→ Instructions to follow: Repeat the records exactly. Leave out the pictures.

Data records for software interfaces:
Segment Open

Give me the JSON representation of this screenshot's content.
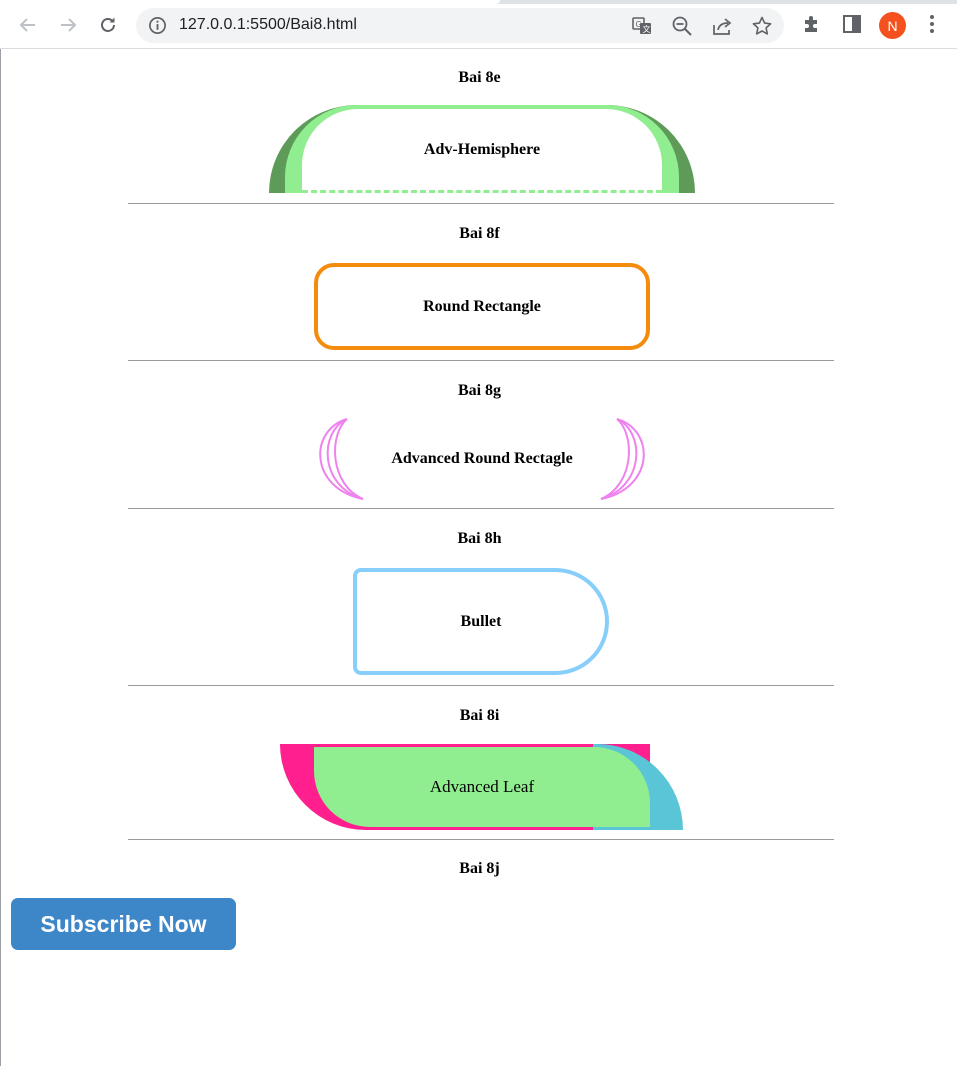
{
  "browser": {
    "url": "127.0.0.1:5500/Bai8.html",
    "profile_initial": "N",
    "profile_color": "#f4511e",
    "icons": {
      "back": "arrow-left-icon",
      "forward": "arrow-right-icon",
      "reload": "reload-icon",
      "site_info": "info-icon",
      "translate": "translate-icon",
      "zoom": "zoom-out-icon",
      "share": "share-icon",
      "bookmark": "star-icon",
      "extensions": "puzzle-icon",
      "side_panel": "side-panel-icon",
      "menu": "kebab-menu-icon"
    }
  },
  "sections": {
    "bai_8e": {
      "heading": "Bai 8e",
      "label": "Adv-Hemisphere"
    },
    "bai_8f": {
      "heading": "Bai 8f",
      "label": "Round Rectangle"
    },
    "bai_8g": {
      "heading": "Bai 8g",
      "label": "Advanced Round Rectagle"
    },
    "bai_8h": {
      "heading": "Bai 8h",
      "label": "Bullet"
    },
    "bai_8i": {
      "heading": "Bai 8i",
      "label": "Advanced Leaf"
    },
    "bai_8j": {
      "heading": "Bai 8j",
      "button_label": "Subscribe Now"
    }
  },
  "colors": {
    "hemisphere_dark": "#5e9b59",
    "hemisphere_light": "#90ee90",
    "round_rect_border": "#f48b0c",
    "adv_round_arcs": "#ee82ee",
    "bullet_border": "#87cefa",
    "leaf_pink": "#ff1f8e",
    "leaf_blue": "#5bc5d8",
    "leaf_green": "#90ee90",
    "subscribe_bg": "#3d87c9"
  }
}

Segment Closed

→ Finished task:
Give me the JSON representation of this screenshot's content.
{
  "browser": {
    "url": "127.0.0.1:5500/Bai8.html",
    "profile_initial": "N",
    "profile_color": "#f4511e",
    "icons": {
      "back": "arrow-left-icon",
      "forward": "arrow-right-icon",
      "reload": "reload-icon",
      "site_info": "info-icon",
      "translate": "translate-icon",
      "zoom": "zoom-out-icon",
      "share": "share-icon",
      "bookmark": "star-icon",
      "extensions": "puzzle-icon",
      "side_panel": "side-panel-icon",
      "menu": "kebab-menu-icon"
    }
  },
  "sections": {
    "bai_8e": {
      "heading": "Bai 8e",
      "label": "Adv-Hemisphere"
    },
    "bai_8f": {
      "heading": "Bai 8f",
      "label": "Round Rectangle"
    },
    "bai_8g": {
      "heading": "Bai 8g",
      "label": "Advanced Round Rectagle"
    },
    "bai_8h": {
      "heading": "Bai 8h",
      "label": "Bullet"
    },
    "bai_8i": {
      "heading": "Bai 8i",
      "label": "Advanced Leaf"
    },
    "bai_8j": {
      "heading": "Bai 8j",
      "button_label": "Subscribe Now"
    }
  },
  "colors": {
    "hemisphere_dark": "#5e9b59",
    "hemisphere_light": "#90ee90",
    "round_rect_border": "#f48b0c",
    "adv_round_arcs": "#ee82ee",
    "bullet_border": "#87cefa",
    "leaf_pink": "#ff1f8e",
    "leaf_blue": "#5bc5d8",
    "leaf_green": "#90ee90",
    "subscribe_bg": "#3d87c9"
  }
}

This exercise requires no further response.